Newton: The Making of Genius gives off a slight whiff of po-mo grievance-mongering, and I suspect Ms. Fara of feminist sympathies, though for the most part she keeps them decently under control. Here we are, for example, with an exchange between Newton and the astronomer Edmond Halley. Newton, struggling with the Principia, had likened philosophy to "an impertinently litigious lady." If this was so, replied Halley, it was a lady "whose favors you have so much reason to boast of." This is too much for Ms. Fara, who lets fly with a blast at "the gendered foundations of academic science, in which knowledge is pursued by celibate males unveiling the secrets of female nature." Possibly so: but surely this is a little hard on Sir Isaac, considering how little actual ladies had to fear from his attentions. It is difficult to see how Newton fits into the core feminist theory that "all men are rapists" without stretching metaphors to breaking point.
These slight and occasional deformations aside, this is an excellent survey of Newton's reputation from all angles. The book is nicely produced, with a good index, plentiful notes, and a vast bibliography. Factual errors are few: the Academicians in Gulliver's Travels were making sunbeams out of cucumbers, not vice versa, … but I spotted nothing more consequential than that. The argument is seasoned with a pleasant sprinkling of curious little facts. Did you know that at the time of his death — he was 84 — Newton had lost only one tooth? That the tree from which the celebrated apple fell was made into a chair? That John Maynard Keynes was a keen collector of Newton's alchemical manuscripts? That British partisans of Newton vented their patriotic pride in Newtonian drinking songs?

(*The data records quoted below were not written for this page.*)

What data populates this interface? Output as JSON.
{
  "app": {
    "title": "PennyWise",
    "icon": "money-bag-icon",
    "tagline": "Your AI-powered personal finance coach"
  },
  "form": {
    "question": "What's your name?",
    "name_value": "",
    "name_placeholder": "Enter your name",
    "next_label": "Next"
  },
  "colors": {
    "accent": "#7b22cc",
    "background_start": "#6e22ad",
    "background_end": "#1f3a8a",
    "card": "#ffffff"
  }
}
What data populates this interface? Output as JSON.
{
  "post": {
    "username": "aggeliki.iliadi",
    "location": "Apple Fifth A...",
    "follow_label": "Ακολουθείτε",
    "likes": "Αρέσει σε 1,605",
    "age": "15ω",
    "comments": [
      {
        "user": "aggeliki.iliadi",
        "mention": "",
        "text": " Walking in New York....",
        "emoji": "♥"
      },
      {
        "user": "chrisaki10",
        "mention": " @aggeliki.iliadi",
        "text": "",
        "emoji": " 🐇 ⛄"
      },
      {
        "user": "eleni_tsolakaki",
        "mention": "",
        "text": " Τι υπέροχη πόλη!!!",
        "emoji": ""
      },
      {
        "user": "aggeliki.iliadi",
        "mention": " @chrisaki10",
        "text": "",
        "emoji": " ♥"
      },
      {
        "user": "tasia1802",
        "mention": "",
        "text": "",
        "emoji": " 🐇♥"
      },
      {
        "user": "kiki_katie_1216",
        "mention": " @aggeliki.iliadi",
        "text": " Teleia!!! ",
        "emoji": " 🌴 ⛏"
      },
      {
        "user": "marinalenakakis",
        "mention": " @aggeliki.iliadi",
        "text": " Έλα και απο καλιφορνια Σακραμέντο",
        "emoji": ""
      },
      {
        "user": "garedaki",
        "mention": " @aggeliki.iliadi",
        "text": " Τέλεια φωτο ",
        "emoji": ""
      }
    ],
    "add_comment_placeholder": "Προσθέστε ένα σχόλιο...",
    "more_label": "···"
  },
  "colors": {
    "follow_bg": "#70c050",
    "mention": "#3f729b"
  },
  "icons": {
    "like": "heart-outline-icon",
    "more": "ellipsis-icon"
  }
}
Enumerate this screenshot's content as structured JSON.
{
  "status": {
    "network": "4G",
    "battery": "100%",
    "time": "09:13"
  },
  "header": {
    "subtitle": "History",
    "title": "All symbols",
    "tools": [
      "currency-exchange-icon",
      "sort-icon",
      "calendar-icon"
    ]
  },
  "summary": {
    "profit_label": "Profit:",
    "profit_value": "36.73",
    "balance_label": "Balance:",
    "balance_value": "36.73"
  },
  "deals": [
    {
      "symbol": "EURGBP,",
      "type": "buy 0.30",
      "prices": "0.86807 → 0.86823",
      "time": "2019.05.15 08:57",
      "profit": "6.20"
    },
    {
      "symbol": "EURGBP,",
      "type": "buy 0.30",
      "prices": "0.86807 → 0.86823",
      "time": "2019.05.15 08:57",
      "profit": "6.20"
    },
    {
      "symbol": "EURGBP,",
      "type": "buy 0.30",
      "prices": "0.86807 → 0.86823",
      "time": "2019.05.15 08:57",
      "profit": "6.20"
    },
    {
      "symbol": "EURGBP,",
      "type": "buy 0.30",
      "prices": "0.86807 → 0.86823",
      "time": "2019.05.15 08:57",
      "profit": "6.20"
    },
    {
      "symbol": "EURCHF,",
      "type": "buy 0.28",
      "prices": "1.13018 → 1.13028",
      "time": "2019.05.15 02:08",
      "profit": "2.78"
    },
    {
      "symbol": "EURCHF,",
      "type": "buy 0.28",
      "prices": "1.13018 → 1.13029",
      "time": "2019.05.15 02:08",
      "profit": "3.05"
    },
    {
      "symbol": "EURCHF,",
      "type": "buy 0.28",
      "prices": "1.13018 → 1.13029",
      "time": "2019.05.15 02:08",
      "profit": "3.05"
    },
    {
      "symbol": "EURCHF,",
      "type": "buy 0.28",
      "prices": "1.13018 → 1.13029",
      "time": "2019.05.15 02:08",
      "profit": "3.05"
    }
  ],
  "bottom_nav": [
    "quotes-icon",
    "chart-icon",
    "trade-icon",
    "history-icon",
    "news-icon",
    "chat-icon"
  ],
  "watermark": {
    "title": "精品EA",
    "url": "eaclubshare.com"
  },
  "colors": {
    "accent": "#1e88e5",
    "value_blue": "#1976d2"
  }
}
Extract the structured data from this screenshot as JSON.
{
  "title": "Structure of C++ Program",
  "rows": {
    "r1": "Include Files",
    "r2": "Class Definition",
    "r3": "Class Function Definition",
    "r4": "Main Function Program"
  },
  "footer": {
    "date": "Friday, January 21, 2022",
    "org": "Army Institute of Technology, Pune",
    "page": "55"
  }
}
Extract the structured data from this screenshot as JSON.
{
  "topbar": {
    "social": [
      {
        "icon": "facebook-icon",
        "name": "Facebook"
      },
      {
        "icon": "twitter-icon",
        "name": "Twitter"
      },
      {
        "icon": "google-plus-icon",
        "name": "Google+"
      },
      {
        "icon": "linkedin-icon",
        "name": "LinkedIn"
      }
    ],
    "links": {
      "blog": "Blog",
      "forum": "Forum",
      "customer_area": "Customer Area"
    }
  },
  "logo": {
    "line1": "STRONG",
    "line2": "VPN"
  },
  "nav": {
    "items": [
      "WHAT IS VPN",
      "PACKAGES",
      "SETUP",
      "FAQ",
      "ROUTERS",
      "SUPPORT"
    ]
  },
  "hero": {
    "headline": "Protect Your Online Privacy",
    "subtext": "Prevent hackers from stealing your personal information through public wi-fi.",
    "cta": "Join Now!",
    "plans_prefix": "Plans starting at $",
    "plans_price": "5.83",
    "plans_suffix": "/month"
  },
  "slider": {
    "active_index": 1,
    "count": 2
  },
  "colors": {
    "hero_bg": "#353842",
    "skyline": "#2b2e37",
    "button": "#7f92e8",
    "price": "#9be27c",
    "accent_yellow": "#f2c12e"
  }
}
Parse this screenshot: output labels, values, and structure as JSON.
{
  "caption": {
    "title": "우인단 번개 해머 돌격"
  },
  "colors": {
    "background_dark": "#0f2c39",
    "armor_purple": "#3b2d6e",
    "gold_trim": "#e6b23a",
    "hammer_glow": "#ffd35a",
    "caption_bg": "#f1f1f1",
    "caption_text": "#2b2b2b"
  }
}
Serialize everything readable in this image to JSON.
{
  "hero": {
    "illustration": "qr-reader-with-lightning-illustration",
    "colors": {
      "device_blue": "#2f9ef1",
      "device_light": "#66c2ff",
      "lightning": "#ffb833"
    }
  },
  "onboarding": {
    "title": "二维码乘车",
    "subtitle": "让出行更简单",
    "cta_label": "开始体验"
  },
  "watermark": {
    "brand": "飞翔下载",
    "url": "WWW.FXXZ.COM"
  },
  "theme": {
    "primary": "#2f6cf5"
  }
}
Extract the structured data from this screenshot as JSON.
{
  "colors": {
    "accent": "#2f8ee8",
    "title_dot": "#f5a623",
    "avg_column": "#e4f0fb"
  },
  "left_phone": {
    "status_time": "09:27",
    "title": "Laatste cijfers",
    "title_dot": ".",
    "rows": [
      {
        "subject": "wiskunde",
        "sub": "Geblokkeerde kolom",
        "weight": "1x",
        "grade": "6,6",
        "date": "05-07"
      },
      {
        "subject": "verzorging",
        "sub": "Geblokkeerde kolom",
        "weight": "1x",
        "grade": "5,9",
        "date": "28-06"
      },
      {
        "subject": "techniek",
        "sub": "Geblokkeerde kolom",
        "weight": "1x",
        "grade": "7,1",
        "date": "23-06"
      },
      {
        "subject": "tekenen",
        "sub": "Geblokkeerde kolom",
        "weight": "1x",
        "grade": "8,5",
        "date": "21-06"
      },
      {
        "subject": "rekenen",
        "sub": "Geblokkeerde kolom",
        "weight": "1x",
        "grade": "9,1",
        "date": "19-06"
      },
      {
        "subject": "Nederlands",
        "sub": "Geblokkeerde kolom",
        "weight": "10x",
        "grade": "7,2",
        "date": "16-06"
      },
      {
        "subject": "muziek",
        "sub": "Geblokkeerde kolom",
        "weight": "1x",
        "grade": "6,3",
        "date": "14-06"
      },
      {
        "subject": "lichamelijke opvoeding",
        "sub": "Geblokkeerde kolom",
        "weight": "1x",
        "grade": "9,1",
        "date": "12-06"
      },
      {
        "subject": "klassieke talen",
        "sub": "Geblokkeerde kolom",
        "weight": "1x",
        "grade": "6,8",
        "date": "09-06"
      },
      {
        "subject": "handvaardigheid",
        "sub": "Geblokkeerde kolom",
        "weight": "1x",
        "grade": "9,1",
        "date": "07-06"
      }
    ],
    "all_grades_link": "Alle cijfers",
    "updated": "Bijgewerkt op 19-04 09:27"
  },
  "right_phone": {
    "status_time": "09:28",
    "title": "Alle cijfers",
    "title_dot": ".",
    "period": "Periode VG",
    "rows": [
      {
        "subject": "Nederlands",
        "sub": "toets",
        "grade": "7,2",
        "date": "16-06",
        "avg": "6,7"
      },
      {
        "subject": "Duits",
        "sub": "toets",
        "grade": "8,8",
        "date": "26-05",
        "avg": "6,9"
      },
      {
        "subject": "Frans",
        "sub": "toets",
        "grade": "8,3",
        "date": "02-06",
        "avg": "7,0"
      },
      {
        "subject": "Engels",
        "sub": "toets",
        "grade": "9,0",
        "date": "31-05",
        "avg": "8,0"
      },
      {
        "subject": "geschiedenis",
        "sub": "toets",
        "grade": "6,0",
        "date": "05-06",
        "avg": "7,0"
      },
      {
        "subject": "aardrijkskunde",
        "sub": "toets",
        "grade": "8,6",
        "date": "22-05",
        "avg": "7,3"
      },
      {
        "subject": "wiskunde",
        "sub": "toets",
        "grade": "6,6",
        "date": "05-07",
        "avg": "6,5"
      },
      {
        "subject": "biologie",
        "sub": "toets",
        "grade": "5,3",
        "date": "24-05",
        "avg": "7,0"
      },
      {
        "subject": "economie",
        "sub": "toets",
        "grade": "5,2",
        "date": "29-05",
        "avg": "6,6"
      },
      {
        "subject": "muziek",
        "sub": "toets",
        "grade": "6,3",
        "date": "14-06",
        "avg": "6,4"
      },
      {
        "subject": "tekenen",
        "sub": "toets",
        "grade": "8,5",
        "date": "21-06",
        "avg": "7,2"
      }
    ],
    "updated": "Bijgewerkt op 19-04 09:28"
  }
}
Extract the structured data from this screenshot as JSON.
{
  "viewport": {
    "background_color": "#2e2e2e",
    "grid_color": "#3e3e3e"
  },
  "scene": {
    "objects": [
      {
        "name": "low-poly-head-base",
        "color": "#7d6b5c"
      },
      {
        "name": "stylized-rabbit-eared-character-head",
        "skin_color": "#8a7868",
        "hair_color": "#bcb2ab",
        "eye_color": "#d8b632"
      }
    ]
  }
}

The atoms of [Des]Cartes Sir Isaac destroyed;
Leibniz pilfered our countryman's fluxions;
Newton found out attraction, and prov'd nature's void
Spite of prejudic'd Plenum's constructions.
Gravitation can boast,
In the form of my toast,
More power than all of them knew, Sir.
Are Cambridge undergraduates toasting confusion to the Queen's enemies with songs about Stephen Hawking? I doubt it. One can't help feeling that some of the fun has gone out of science.